USPS continues to be in a serious financial crisis, with little liquidity in the short term and a challenging financial outlook in the long term as profitable First-Class Mail volume continues to decline. Critical decisions by Congress are needed on postal reform legislation that has been proposed in both the U.S. Senate and the House of epresentatives.

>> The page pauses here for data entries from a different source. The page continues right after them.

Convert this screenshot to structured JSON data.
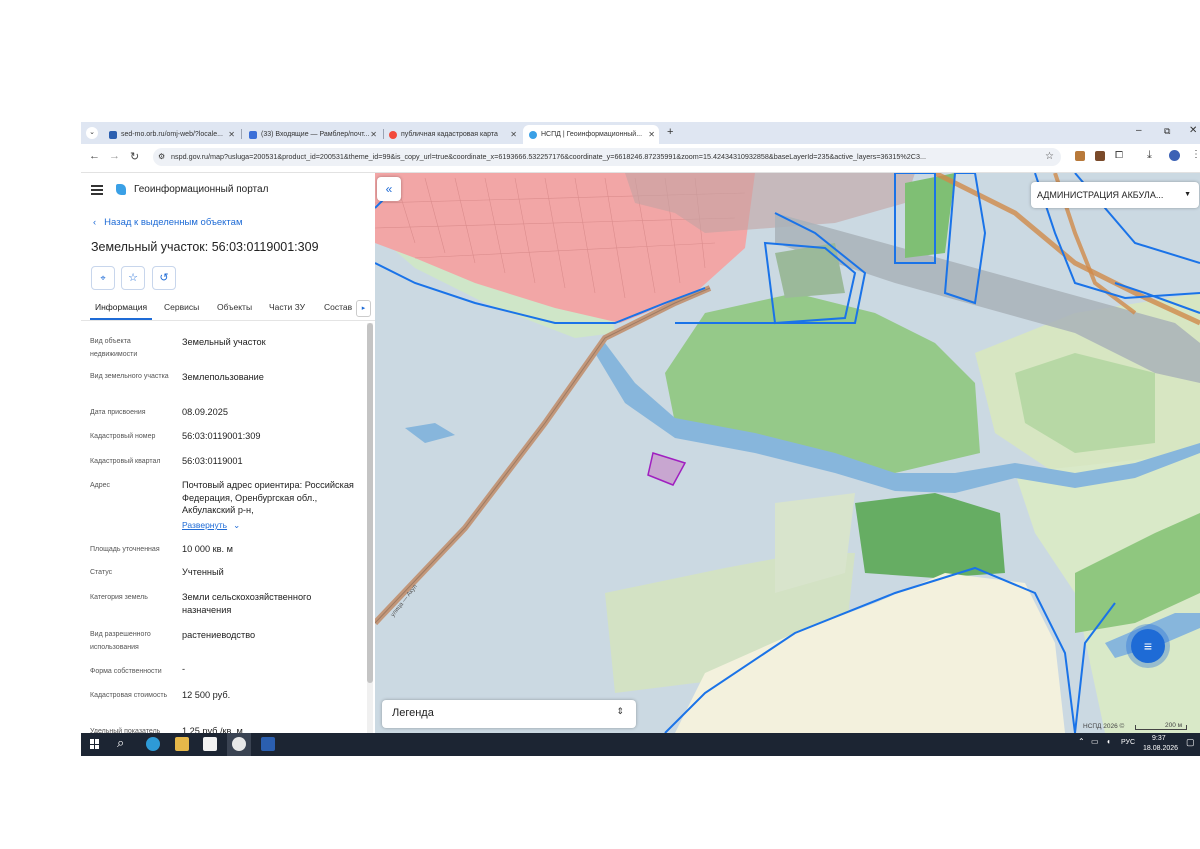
{
  "tabs": [
    {
      "label": "sed-mo.orb.ru/omj-web/?locale..."
    },
    {
      "label": "(33) Входящие — Рамблер/почт..."
    },
    {
      "label": "публичная кадастровая карта"
    },
    {
      "label": "НСПД | Геоинформационный..."
    }
  ],
  "new_tab_symbol": "+",
  "url": "nspd.gov.ru/map?usluga=200531&product_id=200531&theme_id=99&is_copy_url=true&coordinate_x=6193666.532257176&coordinate_y=6618246.87235991&zoom=15.42434310932858&baseLayerId=235&active_layers=36315%2C3...",
  "portal": {
    "title": "Геоинформационный портал"
  },
  "back_link": "Назад к выделенным объектам",
  "object_title": "Земельный участок: 56:03:0119001:309",
  "detail_tabs": [
    "Информация",
    "Сервисы",
    "Объекты",
    "Части ЗУ",
    "Состав"
  ],
  "fields": {
    "obj_type": {
      "label": "Вид объекта недвижимости",
      "value": "Земельный участок"
    },
    "land_type": {
      "label": "Вид земельного участка",
      "value": "Землепользование"
    },
    "assign_date": {
      "label": "Дата присвоения",
      "value": "08.09.2025"
    },
    "cad_number": {
      "label": "Кадастровый номер",
      "value": "56:03:0119001:309"
    },
    "cad_block": {
      "label": "Кадастровый квартал",
      "value": "56:03:0119001"
    },
    "address": {
      "label": "Адрес",
      "value": "Почтовый адрес ориентира: Российская Федерация, Оренбургская обл., Акбулакский р-н,"
    },
    "expand": "Развернуть",
    "area": {
      "label": "Площадь уточненная",
      "value": "10 000 кв. м"
    },
    "status": {
      "label": "Статус",
      "value": "Учтенный"
    },
    "category": {
      "label": "Категория земель",
      "value": "Земли сельскохозяйственного назначения"
    },
    "permitted_use": {
      "label": "Вид разрешенного использования",
      "value": "растениеводство"
    },
    "ownership": {
      "label": "Форма собственности",
      "value": "-"
    },
    "cad_value": {
      "label": "Кадастровая стоимость",
      "value": "12 500 руб."
    },
    "specific": {
      "label": "Удельный показатель",
      "value": "1,25 руб./кв. м"
    }
  },
  "map": {
    "admin_select": "АДМИНИСТРАЦИЯ АКБУЛА...",
    "legend": "Легенда",
    "attribution": "НСПД 2026 ©",
    "scale": "200 м",
    "road_label": "улица — Акул"
  },
  "taskbar": {
    "lang": "РУС",
    "time": "9:37",
    "date": "18.08.2026"
  },
  "colors": {
    "accent": "#1e6bd6",
    "parcel_outline": "#1a73e8",
    "selected_parcel": "#a020c0",
    "urban_zone": "#f2a6a6"
  }
}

Various proposals would restructure the financing of postal retiree health benefits, including required payments to prefund these benefits; enable USPS to introduce a new health plan for postal employees and retirees; and restructure the funding of postal pensions, including addressing a potential surplus in funding postal pensions under FERS. Continue reading →
Postmaster General Pat Donahoe’s proposal to yank postal workers (excluding himself and a few other privileged folks) out of the Federal Employee Health Benefits Program has drawn the ire of three unions that represent non- postal federal workers.
The National Treasury Employees Union, American Federation of Government Employees, and the National Active and Retired Federal Employees Association have jointly sent a letter to members of the Senate committee that oversees the USPS criticizing the Senate bill, S.1486, that would authorize Donahoe to proceed with his plan.
The unions note that the bill would
“allow the United States Postal Service (USPS) to cherry pick the largest areas of cost savings from FEHBP, which will destabilize the FEHBP and raise costs for federal employees, retirees, and their families. The Office of Personnel Management has estimated that as a result of these provisions, premium increases for employees and retirees remaining in the FEHBP would be 2 percent across the board and could be as high as 35 percent for some plans.”
Postmaster General Pat Donahoe has sent a letter to the editor of Post & Parcel defending his proposed health insurance program for postal workers and retirees. The PMG admits in the letter that most of the claimed savings come from shifting costs to Medicare.
Not surprisingly, the PMG doesn’t explain why, if DonahoeCare is so good, he and his top executives will continue using the allegedly inferior, more expensive Federal Employee Health Benefit Program.
The GAO also estimated that if the proposed health plan had been implemented in 2013, most postal employees and retirees would have had similar or lower premiums compared to the selected Federal Employees Health Benefits (FEHB) plans, with similar or higher levels of coverage for many services. Under the Postal Service sponsored health care plan, a small minority of employees electing full family coverage would pay more for health care benefits, but the overwhelming majority would pay far less immediately, and all employees would pay less over their careers. On average, premiums under the proposed Postal Service’s plan would be 16 percent lower than FEHB premiums.
United States Postal Service’s have a plan to escape the cost of their retiree pension plan, according to a new government report, but it comes at the expense of the already-embattled Medicare program.
“The primary policy decision for Congress to make with respect to USPS’s proposed health care plan is whether to increase postal retirees’ use of Medicare, which is already facing funding challenges,” the Government Accountability Office reports. “This is because USPS’s proposal would essentially decrease USPS costs but increase Medicare costs.”
The controversial plan by the U.S. Postal Service to pull its staffers from the Federal Employees Health Benefits Program (FEHBP) probably would save USPS lots of money, but the cost would bring significant uncertainties for postal workers.
That’s the finding of a report by the Government Accountability Office, which also indicated that many employees would have to pay more for care under a USPS health insurance program.
U.S. Postal Service employees may have to choose between higher costs and less coverage under a new health care plan being touted by the agency, according to a government audit.
The USPS plan to opt out of the Federal Employees Health Benefits Program would save the agency billions of dollars annually, the Government Accountability Office found in a new report, but it would likely put postal workers at risk of paying higher premiums, incurring more out-of-pocket costs and receiving less insurance coverage for a variety of procedures.